David Cameron is preparing to accept around 15,000 Syrian refugees and would like to commence military action against Islamic State (IS) militants within a month, senior sources have said.
Details of Britain’s refugee resettlement programme are currently being finalised after the Prime Minister scrambled to react to a perceived change in public mood following the publication of a photo of a dead Syrian child last week.
However, a new poll by YouGov out today shows that most people in the UK believe there should be no increase in admissions of Syrian refugees, and that concerns over immigration have reached an all-time high.
A figure as high as 20,000 has been discussed in Number 10, The Sunday Times reports, but Cameron’s “current thinking” is to settle 15,000 from the Syrian border in Britain. Up until now, it was thought that the UK would take 4,000, but the source said that 10,000 was now the “minimum not the maximum.”
However, Britain sill plans to reject the forced asylum quota system for resettling refugees already in the EU, which will be laid out by Jean-Claude Juncker, the European Commission President, this week.
The government is developing a four-pronged strategy for tackling the crisis. It includes accepting the thousands of new refuges; launching a new military and intelligence offensive against people traffickers; diverting more foreign aid (on top of the £1bn the UK has already given to the Syrian war) to the crisis in a Whitehall spending review; and trying to persuade Labour MPs to back airstrikes.
This morning on the Andrew Marr Show, the chancellor George Osborne said, “the west has not done enough to contain ISIL.” In reference to Parliament voting not to bomb IS in Syria earlier in the year, he said: “Personally, I think that was one of the worst decisions the House of Commons has ever made.”
MPs will be debating the migrant crisis this Wednesday in an opposition day debate called by the Scottish National party (SNP). However, senior sources told The Sunday Times that Cameron is aiming to force a Commons vote on military action in the first week of October.
A majority of people in the UK are now in favor of military action in Syria. In a new YouGov opinion poll today for the Sun on Sunday, 52 per cent said they would back a greater role for UK forces in ending the civil war, with just 22 per cent opposed.
If Jeremy Corbyn becomes the new leader of the Labour party next week, as expected, the hard-left candidate is likely to do his best to resist any form of military intervention.
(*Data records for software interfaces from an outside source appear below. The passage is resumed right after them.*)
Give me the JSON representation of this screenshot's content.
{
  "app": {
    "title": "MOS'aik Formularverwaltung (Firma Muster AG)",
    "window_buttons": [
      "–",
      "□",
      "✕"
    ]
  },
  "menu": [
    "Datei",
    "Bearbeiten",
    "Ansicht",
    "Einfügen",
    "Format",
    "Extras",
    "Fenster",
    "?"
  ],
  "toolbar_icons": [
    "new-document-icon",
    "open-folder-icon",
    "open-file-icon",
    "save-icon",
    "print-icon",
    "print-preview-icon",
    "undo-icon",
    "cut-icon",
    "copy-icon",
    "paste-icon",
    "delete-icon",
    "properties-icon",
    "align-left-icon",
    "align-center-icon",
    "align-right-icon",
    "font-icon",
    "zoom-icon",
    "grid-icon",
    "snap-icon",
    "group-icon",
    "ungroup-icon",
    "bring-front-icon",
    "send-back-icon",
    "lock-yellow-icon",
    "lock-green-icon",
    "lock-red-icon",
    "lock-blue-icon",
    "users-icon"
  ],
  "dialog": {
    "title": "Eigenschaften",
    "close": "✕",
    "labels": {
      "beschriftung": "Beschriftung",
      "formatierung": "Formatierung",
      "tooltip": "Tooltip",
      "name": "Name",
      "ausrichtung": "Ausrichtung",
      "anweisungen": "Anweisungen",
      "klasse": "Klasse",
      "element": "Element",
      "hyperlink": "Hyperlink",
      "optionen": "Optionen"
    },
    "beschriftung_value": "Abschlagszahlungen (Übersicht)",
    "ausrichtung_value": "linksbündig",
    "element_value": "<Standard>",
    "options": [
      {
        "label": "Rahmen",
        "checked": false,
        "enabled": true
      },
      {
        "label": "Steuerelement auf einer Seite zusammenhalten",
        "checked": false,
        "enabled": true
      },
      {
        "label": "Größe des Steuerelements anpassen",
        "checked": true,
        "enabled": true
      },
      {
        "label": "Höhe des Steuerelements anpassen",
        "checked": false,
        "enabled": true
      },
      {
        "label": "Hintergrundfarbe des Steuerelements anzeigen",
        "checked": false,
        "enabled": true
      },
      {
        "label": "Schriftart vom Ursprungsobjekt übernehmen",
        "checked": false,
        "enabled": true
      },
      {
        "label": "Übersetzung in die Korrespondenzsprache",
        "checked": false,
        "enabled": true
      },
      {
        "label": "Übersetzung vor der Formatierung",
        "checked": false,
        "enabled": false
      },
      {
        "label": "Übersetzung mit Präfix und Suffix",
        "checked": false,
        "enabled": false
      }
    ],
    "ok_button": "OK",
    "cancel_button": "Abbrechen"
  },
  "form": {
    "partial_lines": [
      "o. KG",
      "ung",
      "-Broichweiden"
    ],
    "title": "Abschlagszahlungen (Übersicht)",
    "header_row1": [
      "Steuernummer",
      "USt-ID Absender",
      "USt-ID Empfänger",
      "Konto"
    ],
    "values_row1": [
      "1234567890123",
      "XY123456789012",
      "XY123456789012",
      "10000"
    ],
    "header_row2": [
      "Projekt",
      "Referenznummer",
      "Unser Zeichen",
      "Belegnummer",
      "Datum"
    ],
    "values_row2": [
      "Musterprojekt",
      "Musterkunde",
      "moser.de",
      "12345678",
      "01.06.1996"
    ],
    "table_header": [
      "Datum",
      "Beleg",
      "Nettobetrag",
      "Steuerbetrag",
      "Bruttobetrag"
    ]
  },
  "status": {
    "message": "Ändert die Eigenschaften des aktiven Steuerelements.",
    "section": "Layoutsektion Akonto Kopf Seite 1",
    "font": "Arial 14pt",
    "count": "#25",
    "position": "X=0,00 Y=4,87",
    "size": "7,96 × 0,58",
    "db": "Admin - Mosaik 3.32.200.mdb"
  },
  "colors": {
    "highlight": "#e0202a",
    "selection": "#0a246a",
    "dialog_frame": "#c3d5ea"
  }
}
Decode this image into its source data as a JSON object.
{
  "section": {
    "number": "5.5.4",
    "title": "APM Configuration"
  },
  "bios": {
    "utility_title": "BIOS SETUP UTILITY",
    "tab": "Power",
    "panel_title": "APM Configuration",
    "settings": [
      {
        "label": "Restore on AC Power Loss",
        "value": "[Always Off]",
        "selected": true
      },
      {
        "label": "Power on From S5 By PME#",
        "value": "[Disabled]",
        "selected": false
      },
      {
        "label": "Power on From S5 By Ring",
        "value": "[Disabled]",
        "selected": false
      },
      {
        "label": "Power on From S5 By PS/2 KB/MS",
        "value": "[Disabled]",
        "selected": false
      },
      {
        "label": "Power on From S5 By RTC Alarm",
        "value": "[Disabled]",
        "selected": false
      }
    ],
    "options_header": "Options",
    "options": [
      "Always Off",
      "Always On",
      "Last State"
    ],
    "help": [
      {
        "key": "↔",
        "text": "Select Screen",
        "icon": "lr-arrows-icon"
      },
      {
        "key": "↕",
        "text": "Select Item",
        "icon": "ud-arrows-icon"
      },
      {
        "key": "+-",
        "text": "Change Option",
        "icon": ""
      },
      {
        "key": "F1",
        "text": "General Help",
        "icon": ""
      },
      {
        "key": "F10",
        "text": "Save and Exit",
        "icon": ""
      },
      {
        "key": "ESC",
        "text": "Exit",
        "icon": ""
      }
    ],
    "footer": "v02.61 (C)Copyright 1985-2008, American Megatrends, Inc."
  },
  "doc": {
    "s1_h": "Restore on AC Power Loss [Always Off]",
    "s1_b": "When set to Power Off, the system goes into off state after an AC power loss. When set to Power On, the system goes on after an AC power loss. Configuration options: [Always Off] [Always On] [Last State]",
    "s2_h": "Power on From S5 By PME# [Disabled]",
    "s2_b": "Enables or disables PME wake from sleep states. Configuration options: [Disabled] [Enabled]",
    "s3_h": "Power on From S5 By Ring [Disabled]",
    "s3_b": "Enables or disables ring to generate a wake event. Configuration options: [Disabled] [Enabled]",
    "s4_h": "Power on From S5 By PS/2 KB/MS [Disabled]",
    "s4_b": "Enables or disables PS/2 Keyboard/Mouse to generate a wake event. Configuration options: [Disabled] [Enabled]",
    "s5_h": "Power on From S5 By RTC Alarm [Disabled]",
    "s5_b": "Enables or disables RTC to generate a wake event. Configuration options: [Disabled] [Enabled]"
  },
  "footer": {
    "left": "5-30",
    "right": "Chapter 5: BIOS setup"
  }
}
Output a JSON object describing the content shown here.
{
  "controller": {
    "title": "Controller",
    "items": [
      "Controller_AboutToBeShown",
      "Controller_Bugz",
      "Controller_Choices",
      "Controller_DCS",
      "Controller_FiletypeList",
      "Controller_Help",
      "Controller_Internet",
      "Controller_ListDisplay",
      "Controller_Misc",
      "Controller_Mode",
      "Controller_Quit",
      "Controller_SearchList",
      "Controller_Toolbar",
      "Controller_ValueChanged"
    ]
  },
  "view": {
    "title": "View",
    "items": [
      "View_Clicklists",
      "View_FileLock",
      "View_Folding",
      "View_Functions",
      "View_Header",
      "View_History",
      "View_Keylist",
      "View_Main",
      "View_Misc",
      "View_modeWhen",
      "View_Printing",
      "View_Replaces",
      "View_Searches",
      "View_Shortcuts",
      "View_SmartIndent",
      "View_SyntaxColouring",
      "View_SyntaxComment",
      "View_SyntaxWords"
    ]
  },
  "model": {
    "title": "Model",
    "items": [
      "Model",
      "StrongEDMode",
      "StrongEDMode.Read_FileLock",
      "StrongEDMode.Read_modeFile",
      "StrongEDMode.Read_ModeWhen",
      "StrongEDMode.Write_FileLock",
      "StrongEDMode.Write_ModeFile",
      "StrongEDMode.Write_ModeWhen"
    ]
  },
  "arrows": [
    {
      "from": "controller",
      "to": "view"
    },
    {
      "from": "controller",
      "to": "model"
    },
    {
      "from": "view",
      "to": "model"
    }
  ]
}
However, some Labour MPs such as Tristan Hunt have hinted they will make a stand against Corbyn by voting for intervention, thus helping Cameron to win the vote despite his slim majority.
Andrew Bridgen, Tory MP for North West Leicestershire, said Cameron was wrong and taking in more migrants would only encourage others to risk their lives. “We are in danger of doing the wrong thing for all the right reasons,” he said.
He blamed Germany for the death of migrants such as the three year old boy photographed last week washed up on a beach in Turkey: “Germany killed those people. They don’t give anything like the amount of aid we do and to salve their consciences they open their border, encouraging people traffickers.”